Our mom, Dawn, says the support and energy surrounding Team Phoenix was unlike anything she’d ever felt before. “That was a God-given moment. That was my finest moment in Eventing. Seeing her get her medal is amazing, but seeing how she touches people, hearing the support of the crowd. It’s hard to understand how many people she touches in her life until you’re there and you hear that crowd. And then I knew that everything she fought for was the way it was supposed to be. It was supposed to play out that way. It was greater than her; I’ve never seen that before.”
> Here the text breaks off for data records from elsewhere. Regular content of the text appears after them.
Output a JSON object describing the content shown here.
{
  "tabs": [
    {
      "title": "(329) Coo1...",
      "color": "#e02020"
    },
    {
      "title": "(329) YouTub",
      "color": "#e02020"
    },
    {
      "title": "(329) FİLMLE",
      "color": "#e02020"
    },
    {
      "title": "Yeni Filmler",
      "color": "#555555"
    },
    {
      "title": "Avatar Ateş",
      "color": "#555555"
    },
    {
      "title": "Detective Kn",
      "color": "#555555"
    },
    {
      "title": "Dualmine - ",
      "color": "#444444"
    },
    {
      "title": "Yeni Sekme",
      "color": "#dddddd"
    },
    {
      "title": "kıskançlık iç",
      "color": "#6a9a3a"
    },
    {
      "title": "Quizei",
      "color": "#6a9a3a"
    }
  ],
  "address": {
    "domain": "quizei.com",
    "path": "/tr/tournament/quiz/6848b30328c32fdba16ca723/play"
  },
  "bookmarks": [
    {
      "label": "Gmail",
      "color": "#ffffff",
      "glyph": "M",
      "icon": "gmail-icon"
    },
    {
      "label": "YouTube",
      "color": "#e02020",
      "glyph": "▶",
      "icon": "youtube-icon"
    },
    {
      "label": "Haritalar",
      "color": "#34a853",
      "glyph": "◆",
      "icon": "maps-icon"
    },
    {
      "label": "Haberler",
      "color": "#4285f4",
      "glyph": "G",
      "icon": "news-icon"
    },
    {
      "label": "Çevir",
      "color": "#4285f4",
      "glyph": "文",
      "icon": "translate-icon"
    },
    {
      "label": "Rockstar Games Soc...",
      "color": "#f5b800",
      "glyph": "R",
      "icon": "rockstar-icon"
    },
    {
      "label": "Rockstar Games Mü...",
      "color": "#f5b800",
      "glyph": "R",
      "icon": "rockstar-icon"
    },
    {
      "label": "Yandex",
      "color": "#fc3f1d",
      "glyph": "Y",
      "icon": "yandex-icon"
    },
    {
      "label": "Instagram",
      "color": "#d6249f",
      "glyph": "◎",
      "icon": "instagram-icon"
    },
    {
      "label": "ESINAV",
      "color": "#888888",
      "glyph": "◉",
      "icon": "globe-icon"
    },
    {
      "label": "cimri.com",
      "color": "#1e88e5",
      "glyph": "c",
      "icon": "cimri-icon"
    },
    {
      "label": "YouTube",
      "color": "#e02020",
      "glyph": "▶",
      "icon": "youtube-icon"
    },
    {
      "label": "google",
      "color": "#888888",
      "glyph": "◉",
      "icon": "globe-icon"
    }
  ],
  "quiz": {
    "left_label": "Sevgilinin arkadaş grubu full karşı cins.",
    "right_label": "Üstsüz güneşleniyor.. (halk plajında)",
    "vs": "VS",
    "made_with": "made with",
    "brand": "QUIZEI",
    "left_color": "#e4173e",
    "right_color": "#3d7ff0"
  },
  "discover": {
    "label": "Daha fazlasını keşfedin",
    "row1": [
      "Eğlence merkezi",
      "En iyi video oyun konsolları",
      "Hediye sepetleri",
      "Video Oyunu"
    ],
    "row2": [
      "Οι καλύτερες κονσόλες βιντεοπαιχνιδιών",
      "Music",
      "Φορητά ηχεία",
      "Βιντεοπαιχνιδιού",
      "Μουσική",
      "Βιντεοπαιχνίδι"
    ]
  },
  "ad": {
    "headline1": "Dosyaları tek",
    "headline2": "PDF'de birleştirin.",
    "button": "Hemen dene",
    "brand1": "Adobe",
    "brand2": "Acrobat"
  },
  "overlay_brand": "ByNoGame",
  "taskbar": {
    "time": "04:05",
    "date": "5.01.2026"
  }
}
Jessica and Pavarotti’s physical strength were on display that day, but it was Jessica’s mental fortitude to push her near-fatal accident out of her mind and focus on the task at hand that stood out to Sandra. “Rotti is so confident on cross-country, he loves to be out there and is oblivious to the pressure of the moment. I think Jess is strong enough to put herself in a great place mentally, on a great horse, in those moments before heading out, and she knew exactly what to do to put in the brilliant performance they did that day,” explains Sandra.

The following day was show jumping; the final phase of the Event. Jessica and Pavarotti were sitting in bronze-medal position and needed to produce a faultless round to maintain a spot on the podium. “Show jumping is always extremely tense and nerve-wracking when the scores are so close and the stakes so high,” says Sandra. “One small mistake can cost you so much in these situations. Rotti was jumping amazing in the warm-up and I felt good about him jumping a clear round. When he did it, we knew that she had secured an individual medal at the Pan Am Games.”
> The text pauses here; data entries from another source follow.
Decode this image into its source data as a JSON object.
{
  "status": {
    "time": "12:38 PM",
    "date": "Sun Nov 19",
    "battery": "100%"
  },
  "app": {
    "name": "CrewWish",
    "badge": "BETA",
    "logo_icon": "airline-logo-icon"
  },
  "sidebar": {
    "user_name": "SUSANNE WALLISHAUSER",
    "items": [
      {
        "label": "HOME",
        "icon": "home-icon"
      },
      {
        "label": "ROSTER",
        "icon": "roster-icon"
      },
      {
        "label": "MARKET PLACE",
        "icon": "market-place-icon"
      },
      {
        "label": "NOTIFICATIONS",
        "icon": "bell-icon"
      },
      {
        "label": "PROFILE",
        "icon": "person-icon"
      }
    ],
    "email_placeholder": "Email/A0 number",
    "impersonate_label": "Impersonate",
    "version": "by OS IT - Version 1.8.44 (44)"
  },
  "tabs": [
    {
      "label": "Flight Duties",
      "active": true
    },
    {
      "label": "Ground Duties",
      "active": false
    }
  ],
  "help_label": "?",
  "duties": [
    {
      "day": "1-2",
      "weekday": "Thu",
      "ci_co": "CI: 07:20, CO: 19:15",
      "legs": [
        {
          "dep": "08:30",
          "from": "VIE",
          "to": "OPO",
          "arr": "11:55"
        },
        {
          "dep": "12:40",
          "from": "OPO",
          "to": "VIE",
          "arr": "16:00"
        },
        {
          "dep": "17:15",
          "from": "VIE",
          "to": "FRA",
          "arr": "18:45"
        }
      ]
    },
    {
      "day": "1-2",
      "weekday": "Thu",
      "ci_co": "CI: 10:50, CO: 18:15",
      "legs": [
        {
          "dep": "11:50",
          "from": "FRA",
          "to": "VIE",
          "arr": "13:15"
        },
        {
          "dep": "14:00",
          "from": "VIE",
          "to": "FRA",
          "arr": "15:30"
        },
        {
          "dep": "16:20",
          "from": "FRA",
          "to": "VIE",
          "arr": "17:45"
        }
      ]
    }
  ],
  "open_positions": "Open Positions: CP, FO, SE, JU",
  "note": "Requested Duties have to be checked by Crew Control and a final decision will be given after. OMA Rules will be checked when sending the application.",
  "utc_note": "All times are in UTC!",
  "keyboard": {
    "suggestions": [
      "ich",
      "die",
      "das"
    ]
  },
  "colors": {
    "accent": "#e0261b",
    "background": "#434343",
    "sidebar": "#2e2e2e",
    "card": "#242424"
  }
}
Which medal that would be was still to be determined. As the Brazilian rider holding first place jumped the final obstacle on course, the sky turned dark and an ill-timed clap of thunder rang out. The last fence fell, dropping the leader to bronze and bumping Jessica to an individual silver-medal finish. Team Canada’s combined scores earned them a bronze medal in team competition.

“While we waited for the medal ceremonies to start, the skies opened up and it poured rain, so we took shelter in the little white tents they had set up for each team,” remembers Sandra. “It was a nice, quiet moment with just Jess, Rotti, and I — before the excitement of the medals — to reflect on how incredible this accomplishment really was and all that it took to get there.”

When the medal ceremonies began, Sandra stood proudly holding Pavarotti in front of the hometown crowd as Jessica climbed the podium. As the silver medal was placed around her neck, the venue erupted into cheers. It felt every bit like gold.

“What stands out the most to me about this competition is the incredible partnership that Jessie has with Pavarotti,” says Sandra. “She hadn’t had a lot of time back in the saddle before the Games following her accident, but when she’s with Rotti, it was like they had never missed a beat. He performed incredibly for her over those three days, and showed what a special horse he is.”

From a New Jersey ICU to the Pan American Games podium, Jessica’s return to Eventing was official.

This excerpt was published with permission from Roar Publishing Inc. To order copies of Rise: The Jessica Phoenix Story by Julie Fitz-Gerald, visit Roar-group.com.